§ WHAT IS EXPECTED
Each record below is to be copied word for word, with pictures removed.

§ STORED DATA
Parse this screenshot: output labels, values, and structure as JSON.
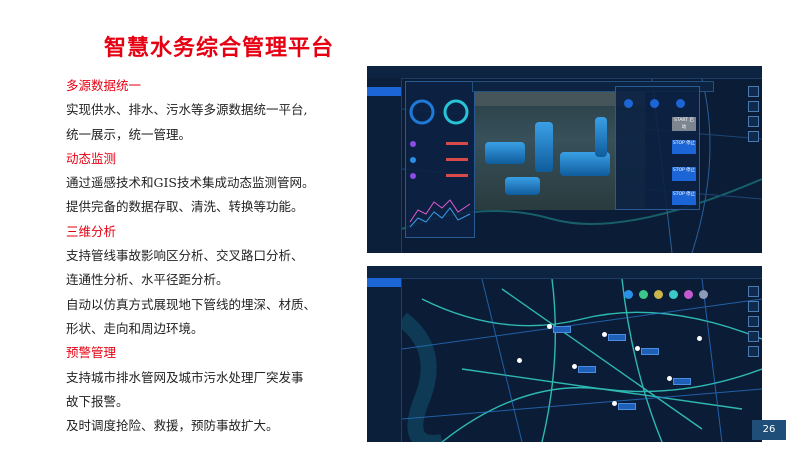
{
  "slide": {
    "title": "智慧水务综合管理平台",
    "page_number": "26"
  },
  "sections": [
    {
      "heading": "多源数据统一",
      "lines": [
        "实现供水、排水、污水等多源数据统一平台,",
        "统一展示，统一管理。"
      ]
    },
    {
      "heading": "动态监测",
      "lines": [
        "通过遥感技术和GIS技术集成动态监测管网。",
        "提供完备的数据存取、清洗、转换等功能。"
      ]
    },
    {
      "heading": "三维分析",
      "lines": [
        "支持管线事故影响区分析、交叉路口分析、",
        "连通性分析、水平径距分析。",
        "自动以仿真方式展现地下管线的埋深、材质、",
        "形状、走向和周边环境。"
      ]
    },
    {
      "heading": "预警管理",
      "lines": [
        "支持城市排水管网及城市污水处理厂突发事",
        "故下报警。",
        "及时调度抢险、救援，预防事故扩大。"
      ]
    }
  ],
  "screenshot1": {
    "buttons": [
      "START 启动",
      "STOP 停止",
      "STOP 停止",
      "STOP 停止"
    ]
  },
  "colors": {
    "accent_red": "#e60012",
    "page_badge": "#1f4e79",
    "ui_bg": "#0a1a30",
    "ui_active": "#1b65d6"
  }
}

§ EXPECTED ANSWER
Parse this screenshot: output labels, values, and structure as JSON.
{
  "slide": {
    "title": "智慧水务综合管理平台",
    "page_number": "26"
  },
  "sections": [
    {
      "heading": "多源数据统一",
      "lines": [
        "实现供水、排水、污水等多源数据统一平台,",
        "统一展示，统一管理。"
      ]
    },
    {
      "heading": "动态监测",
      "lines": [
        "通过遥感技术和GIS技术集成动态监测管网。",
        "提供完备的数据存取、清洗、转换等功能。"
      ]
    },
    {
      "heading": "三维分析",
      "lines": [
        "支持管线事故影响区分析、交叉路口分析、",
        "连通性分析、水平径距分析。",
        "自动以仿真方式展现地下管线的埋深、材质、",
        "形状、走向和周边环境。"
      ]
    },
    {
      "heading": "预警管理",
      "lines": [
        "支持城市排水管网及城市污水处理厂突发事",
        "故下报警。",
        "及时调度抢险、救援，预防事故扩大。"
      ]
    }
  ],
  "screenshot1": {
    "buttons": [
      "START 启动",
      "STOP 停止",
      "STOP 停止",
      "STOP 停止"
    ]
  },
  "colors": {
    "accent_red": "#e60012",
    "page_badge": "#1f4e79",
    "ui_bg": "#0a1a30",
    "ui_active": "#1b65d6"
  }
}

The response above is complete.